Organizational structures and incentives support specific targets: they determine why people do what they do, rationally. Leaders hence need to ensure that these organizational structures support the right targets and behaviours.
A specialty logistics provider with annual sales of €300M and approximately 3,000 employees across six European countries. The client was the subsidiary of a significantly larger general logistics company.
Key source of business were national transports for mid-sized customers (95% share of total business). However, market growth stemmed from international specialty transports for large customers.
The company had faced a series of failures in developing competitive offers for international transports, let alone in winning them. Their prices were consistently above competitor levels, and offers were not defined and submitted to prospective customers quickly enough.
A root cause for this history of failure and loss was the lack of collaboration and mutual support of individual country affiliates.

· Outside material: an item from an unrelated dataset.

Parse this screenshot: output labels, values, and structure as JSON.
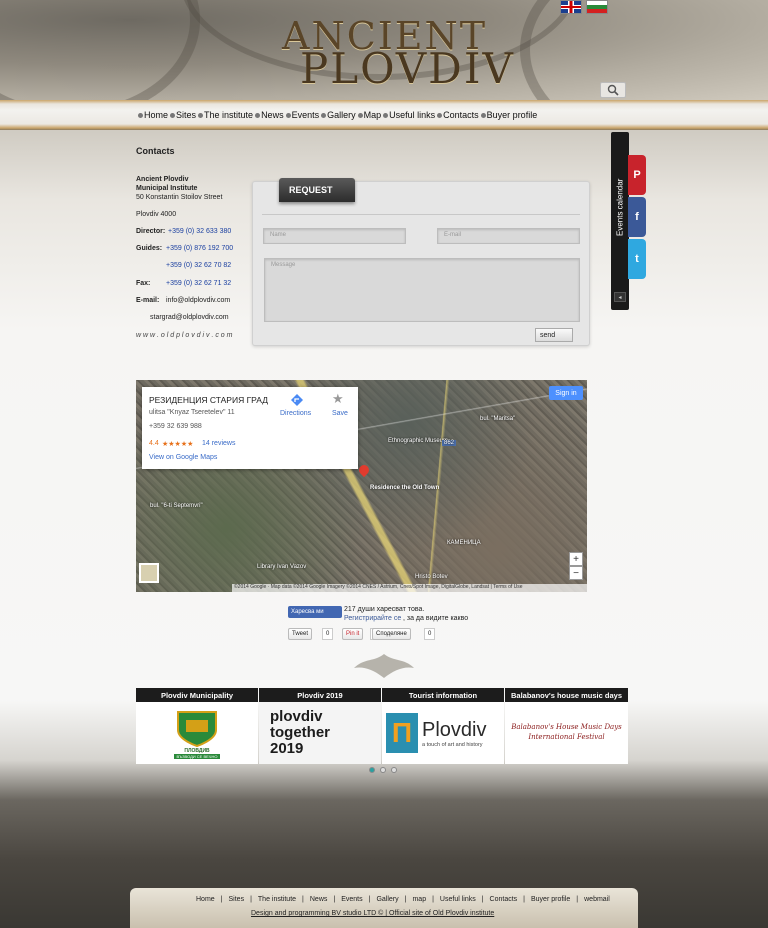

A structured analysis of the organizational setup and incentive system of the management team and key employees in each of the six countries provided the fact base for gap analysis and discussion.
Each manager at country level was reporting solid line to his Country Head, and was incentivized only by his country’s target and budget achievement. Hence win rates for international transports, which involved significant cross-charging amongst the six affiliates, were much less relevant that a strong win rate for national transports within the manager’s own perimeter.
Together, LWC and the client designed a new organizational structure and operating model. The new organization followed a functional rather than a geographic design principle. The organization was structured by international franchises, with country resources reporting vertically within their franchise team. Each team was led by a competence center that was anchored in a key market, depending on available capabilities.
Visualizing which—entirely rational—behaviours the old organizational setup drove across its affiliates helped the client’s HQ management team realize the counter-productive nature of the existing model. The new model was designed to be fully aligned with the company’s strategic objectives, and supported by the company’s key leaders who had contributed hands-on to design it.
Implementation took eight months to make sure the future operating model was defined in detail, tested and refined where required. Shortly after, the company started on a path to continued double-digit growth, through international transports.